from R&D Innovator Volume 2, Issue 2
Hughes: It's remarkable that many of the large transportation,
communication, and power systems that we take for granted today
were the inventions, not of industrial research scientists working
for large corporations, but of these independent inventors.
They were free of the constraints that large organizations
place on employees. Of
course large organizations also give support, but they tend to
constrain inventors or research scientists to applying their
creative talents for improving systems that the organization is
focusing on. An
independent inventor doesn't feel those constraints and has more
freedom of choice of problems.
thing: these people
generally preferred to invent entire systems, rather than
incremental improvements or components.
They can be called radical, breakthrough inventors.
They tell of having been very interested in physical
devices and artifacts when they were young.
All began work on major inventions before they were 30.
Many of the prominent independent inventors had no
Tesla, Edison, Sperry and others, tended to work outside of
large organizations, but they had support groups that were
entirely of their own making and design.
They would establish a laboratory that reflected their
particular interest and bring in the people they needed to develop
the system they were working on.

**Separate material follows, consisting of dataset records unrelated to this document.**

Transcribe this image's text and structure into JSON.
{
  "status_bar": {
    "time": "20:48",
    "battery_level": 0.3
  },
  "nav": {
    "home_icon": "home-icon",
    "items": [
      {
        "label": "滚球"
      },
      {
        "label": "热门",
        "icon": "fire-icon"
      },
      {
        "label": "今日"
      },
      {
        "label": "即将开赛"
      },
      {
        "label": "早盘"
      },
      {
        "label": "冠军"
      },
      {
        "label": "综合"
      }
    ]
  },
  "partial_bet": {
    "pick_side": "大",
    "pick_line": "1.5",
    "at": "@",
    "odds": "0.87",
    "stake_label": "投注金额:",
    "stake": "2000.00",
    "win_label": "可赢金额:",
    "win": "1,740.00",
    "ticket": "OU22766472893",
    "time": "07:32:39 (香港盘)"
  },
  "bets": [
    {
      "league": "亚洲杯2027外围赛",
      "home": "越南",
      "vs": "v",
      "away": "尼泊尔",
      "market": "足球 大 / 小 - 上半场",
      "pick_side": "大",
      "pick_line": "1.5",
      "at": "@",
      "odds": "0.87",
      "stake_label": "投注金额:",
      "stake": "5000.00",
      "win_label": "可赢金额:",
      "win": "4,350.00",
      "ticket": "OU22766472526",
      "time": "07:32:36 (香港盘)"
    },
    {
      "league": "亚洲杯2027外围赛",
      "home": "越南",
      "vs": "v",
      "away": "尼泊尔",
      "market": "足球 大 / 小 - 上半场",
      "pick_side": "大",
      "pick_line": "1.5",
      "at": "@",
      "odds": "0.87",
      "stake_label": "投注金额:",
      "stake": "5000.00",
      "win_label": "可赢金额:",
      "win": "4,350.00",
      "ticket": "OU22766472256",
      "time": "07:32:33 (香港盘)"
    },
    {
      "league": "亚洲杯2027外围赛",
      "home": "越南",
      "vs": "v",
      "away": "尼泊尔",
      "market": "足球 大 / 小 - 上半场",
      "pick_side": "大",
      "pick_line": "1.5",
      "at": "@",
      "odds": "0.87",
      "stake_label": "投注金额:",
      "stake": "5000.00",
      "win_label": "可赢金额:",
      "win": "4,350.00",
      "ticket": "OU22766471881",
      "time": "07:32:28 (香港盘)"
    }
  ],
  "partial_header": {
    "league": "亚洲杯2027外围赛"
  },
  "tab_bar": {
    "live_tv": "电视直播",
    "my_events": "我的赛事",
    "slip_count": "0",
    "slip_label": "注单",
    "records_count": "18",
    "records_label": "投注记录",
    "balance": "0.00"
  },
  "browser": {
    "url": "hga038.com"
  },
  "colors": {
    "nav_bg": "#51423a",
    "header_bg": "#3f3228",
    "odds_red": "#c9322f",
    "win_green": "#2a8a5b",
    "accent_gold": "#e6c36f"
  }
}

And so they were not dealing with peers, they were dealing
with people who amplified their talents.
Many of them invented by thinking metaphorically.
One of the nicest examples of this is Edison's using a
water pumping system with its pipes, valves, reservoirs as one
side of a metaphor. The
other side was the quadruplex telegraph--which transmitted four
signals over one wire--that he expected to invent.
He said, "My quadruplex telegraph will be like a water
the inventors were visually oriented, their metaphors were of
physical things; they weren't word metaphors.
inventors didn't improve on what was in use, what was already in
the market. They took the one step beyond other inventors who had failed
to bring something to the market.
Edison improved upon earlier incandescent light patents and
inventions that had not been successfully marketed.
So, he made the critical improvements that resulted in the
breakthrough that led to bringing an electric light system into
They were interested in getting the invention into use and,
of course, realized the importance of lawyers, financiers and
businessmen. The inventors generally were not good managers of people or
learned this sometimes through unfortunate early business
experiences. So they
worked with others who did take charge of managing the business.
For instance, Sperry used his inventions and patents to
form companies, but he would not be involved in their management.
It's ironic that one of the lures of the industrial
research lab in the 1920's was to free inventors from these
now this attitude is changing.
I'm afraid too many engineers and scientists--and I say
this with a great deal of feeling--are not suitably appreciative
of what can be learned from reading non-trivialized accounts of
the lives and careers of inventors
during the late 19th and early 20th centuries when the modern
technological world took shape.